Fukushima’s recovery a work in progress
Advisory lifted in phases
The estimated annual cumulative radiation dose, based on measurements taken 1 meter above ground in areas within 80 kilometers of the nuclear plant, has fallen by 78% in the past eight years. Still, seven cities and towns, including Futaba, Namie and Okuma, still have areas where entry is restricted.
Under the 2011 evacuation advisory, these areas were designated as:
1) “areas where returning is difficult” where the annual radiation dose may not fall below 20 millisieverts five years after the accident, 2) “habitation-restricted areas” where the annual dose may exceed 20 millisieverts, and 3) “preparation areas for lifting of evacuation orders” where recovery and reconstruction work to enable residents’ return is allowed. These designations began to be lifted in phases in April 2014.
In April 2019, the evacuation advisory was lifted for parts of Okuma, excluding areas where returning is difficult. It was the first such measure taken by one of the plant’s host towns.
In March 2020, the evacuation advisory was also lifted for parts collectively representing about 4% of the area of Futaba, the other host town. In Futaba, a district measuring about 555 hectares centered around Futaba Station on the JR Joban Line was designated as a specified reconstruction and revitalization base. Work to prepare the district for the lifting of the evacuation advisory in spring 2022, is underway.
Full restart of fishing
While work to recover jobs and liveliness is progressing steadily, there are still issues in the farming and fishing industries. There is still a gap between the prices of Fukushima’s agricultural and fisheries produce and the national average, although it has been narrowing in recent years. Of the 54 countries and territories that introduced import restrictions on Fukushima produce since 3/11, 15 still had the restrictions in place as of Jan. 29.
Even under such circumstances, a beacon of hope has emerged from the full-fledged restart of coastal fishing activities. Until now, fishermen along the coast had been forced to impose fishing restrictions on themselves. They started trial operations with restrictions on fishing days and areas, gauging target markets’ receptiveness to their products and expanding the scope in phases.

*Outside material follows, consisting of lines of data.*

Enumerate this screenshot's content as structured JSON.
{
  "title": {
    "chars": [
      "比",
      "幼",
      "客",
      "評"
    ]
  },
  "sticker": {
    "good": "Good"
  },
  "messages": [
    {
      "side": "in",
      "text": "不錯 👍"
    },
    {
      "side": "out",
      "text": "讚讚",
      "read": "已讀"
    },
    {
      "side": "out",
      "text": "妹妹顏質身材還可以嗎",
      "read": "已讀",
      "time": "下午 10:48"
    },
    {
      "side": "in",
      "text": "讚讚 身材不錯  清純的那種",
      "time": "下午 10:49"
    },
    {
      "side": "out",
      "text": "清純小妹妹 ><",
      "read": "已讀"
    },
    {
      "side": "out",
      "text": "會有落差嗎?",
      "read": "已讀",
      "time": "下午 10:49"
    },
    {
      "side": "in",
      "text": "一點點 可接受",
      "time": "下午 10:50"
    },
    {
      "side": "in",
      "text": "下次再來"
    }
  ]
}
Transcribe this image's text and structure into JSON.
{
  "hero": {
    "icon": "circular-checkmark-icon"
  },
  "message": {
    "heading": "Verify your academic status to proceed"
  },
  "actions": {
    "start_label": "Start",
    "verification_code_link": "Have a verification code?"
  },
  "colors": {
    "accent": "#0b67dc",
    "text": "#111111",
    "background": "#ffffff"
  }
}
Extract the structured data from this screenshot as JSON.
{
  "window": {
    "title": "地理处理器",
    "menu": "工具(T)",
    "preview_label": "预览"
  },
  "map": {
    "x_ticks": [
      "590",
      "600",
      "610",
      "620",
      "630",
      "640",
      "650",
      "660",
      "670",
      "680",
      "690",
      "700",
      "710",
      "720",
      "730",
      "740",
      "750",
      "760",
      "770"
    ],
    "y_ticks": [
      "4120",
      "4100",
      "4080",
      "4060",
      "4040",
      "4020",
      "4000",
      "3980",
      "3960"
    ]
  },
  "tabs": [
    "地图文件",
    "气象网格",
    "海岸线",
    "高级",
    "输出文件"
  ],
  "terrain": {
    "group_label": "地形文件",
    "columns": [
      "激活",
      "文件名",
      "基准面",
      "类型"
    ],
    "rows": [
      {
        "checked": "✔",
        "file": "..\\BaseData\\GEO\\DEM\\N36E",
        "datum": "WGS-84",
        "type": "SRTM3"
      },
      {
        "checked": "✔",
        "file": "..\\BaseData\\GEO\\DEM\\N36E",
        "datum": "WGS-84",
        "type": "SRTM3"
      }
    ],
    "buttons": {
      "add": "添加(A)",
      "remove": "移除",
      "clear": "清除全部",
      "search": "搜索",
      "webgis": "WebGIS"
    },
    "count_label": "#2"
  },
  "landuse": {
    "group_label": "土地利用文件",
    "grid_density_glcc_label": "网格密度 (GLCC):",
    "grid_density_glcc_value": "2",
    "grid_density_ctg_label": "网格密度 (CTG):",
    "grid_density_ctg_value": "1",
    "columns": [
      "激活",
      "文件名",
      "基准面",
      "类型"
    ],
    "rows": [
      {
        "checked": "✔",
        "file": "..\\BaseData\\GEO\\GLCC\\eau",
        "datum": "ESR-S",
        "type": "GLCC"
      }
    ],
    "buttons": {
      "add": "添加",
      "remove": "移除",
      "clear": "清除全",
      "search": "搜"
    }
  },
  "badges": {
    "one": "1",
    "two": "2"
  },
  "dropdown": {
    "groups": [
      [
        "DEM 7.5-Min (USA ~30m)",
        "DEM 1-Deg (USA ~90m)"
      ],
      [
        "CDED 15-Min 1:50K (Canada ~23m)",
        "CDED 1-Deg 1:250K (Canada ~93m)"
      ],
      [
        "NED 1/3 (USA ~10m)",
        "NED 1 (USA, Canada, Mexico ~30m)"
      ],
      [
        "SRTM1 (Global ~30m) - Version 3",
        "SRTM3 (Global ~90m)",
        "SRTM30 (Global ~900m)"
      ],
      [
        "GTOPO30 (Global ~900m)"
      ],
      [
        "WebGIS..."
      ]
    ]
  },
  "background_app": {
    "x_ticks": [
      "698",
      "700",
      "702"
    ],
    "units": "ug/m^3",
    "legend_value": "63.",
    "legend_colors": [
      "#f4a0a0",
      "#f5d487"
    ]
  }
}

In March 2020, all types of fish came under the scope of the operation. The 2019 haul in the sea off Fukushima was about 3,640 tons, which is still just 14% of the level before 3/11. The start of full-fledged fishing operations, however, has rekindled the hopes of local fishermen.